An Italian court has convicted American student Amanda Knox for a second time in the slaying of her roommate. On Thursday, two judges and six jurors deliberated for 12 hours before finding Knox, 27, guilty of murder and sentencing her to nearly 29 years in prison for the fatal 2007 stabbing of Meredith Kercher.
In 2011, an Italian appeals court overturned Knox’s conviction, allowing the Seattle native to return to the U.S. In 2008, Knox was one of three people sentenced to 26 years in prison for the murder of Kercher, a 21-year-old British native.
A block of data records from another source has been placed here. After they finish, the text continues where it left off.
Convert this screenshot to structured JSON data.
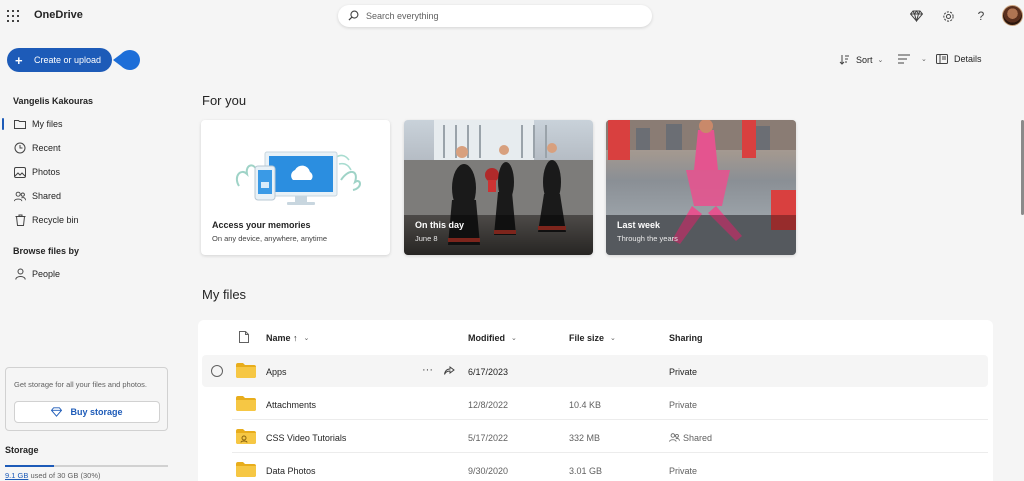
{
  "app": {
    "name": "OneDrive"
  },
  "search": {
    "placeholder": "Search everything"
  },
  "sidebar": {
    "create_label": "Create or upload",
    "user_name": "Vangelis Kakouras",
    "items": [
      {
        "label": "My files",
        "icon": "folder-icon",
        "active": true
      },
      {
        "label": "Recent",
        "icon": "clock-icon"
      },
      {
        "label": "Photos",
        "icon": "photo-icon"
      },
      {
        "label": "Shared",
        "icon": "people-icon"
      },
      {
        "label": "Recycle bin",
        "icon": "trash-icon"
      }
    ],
    "browse_title": "Browse files by",
    "browse_items": [
      {
        "label": "People",
        "icon": "person-icon"
      }
    ],
    "storage_promo": "Get storage for all your files and photos.",
    "buy_label": "Buy storage",
    "storage_title": "Storage",
    "storage_used_link": "9.1 GB",
    "storage_used_rest": " used of 30 GB (30%)",
    "storage_fraction": 0.3
  },
  "toolbar": {
    "sort_label": "Sort",
    "details_label": "Details"
  },
  "for_you": {
    "heading": "For you",
    "cards": [
      {
        "title": "Access your memories",
        "subtitle": "On any device, anywhere, anytime"
      },
      {
        "title": "On this day",
        "subtitle": "June 8"
      },
      {
        "title": "Last week",
        "subtitle": "Through the years"
      }
    ]
  },
  "my_files": {
    "heading": "My files",
    "columns": {
      "name": "Name ↑",
      "modified": "Modified",
      "size": "File size",
      "sharing": "Sharing"
    },
    "rows": [
      {
        "name": "Apps",
        "modified": "6/17/2023",
        "size": "",
        "sharing": "Private"
      },
      {
        "name": "Attachments",
        "modified": "12/8/2022",
        "size": "10.4 KB",
        "sharing": "Private"
      },
      {
        "name": "CSS Video Tutorials",
        "modified": "5/17/2022",
        "size": "332 MB",
        "sharing": "Shared"
      },
      {
        "name": "Data Photos",
        "modified": "9/30/2020",
        "size": "3.01 GB",
        "sharing": "Private"
      }
    ]
  },
  "colors": {
    "accent": "#1d5bb8",
    "folder": "#f4c542"
  }
}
The young women shared a home together in the Central Italy town of Perugia, where both were studying abroad. Prosecutors surmised that Knox helped kill Kercher after an attempted tryst went awry.
The sexual brutality of the crime and Knox’s baby-faced looks helped make the case the subject of international press and a Lifetime made-for-TV movie starring Hayden Panettiere. Knox has slammed prosecutors’ decision to overturn the acquittals of both she and her former boyfriend Raffaele Sollecito, who was also charged with Kercher’s murder.
“It was painful to receive the news that the Italian Supreme Court decided to send my case back for revision when the prosecution’s theory of my involvement in Meredith’s murder has been repeatedly revealed to be completely unfounded and unfair. I believe that any questions as to my innocence must be examined by an objective investigation and a capable prosecution. The prosecution responsible for the many discrepancies in their work must be made to answer for them, for Raffaele’s sake, my sake and most especially for the sake of Meredith’s family. Our hearts go out to them.”
Sollecito, an Italian native, was also re-convicted following the retrial. He’s expected to serve 25 years for his alleged role in the slaying.
Despite outcries that faulty DNA evidence and police misconduct played a role in the convictions of Knox and Sollecito, Kercher’s family expressed concern that a decision that “was so certain two years ago has been so dramatically overturned.”
Knox was not in court for the afternoon verdict. She decided to remain in the United States during the retrial and legal analysts say it’s unlikely she’ll be extradited — despite the re-conviction.
Knox already served four years in prison and U.S. law dictates that a person cannot be tried twice on the same charge. Double jeopardy, Ladies and Gentlemen. One legal expert tells CNN that if Italy were to ask for extradition, U.S. officials would likely deny the request.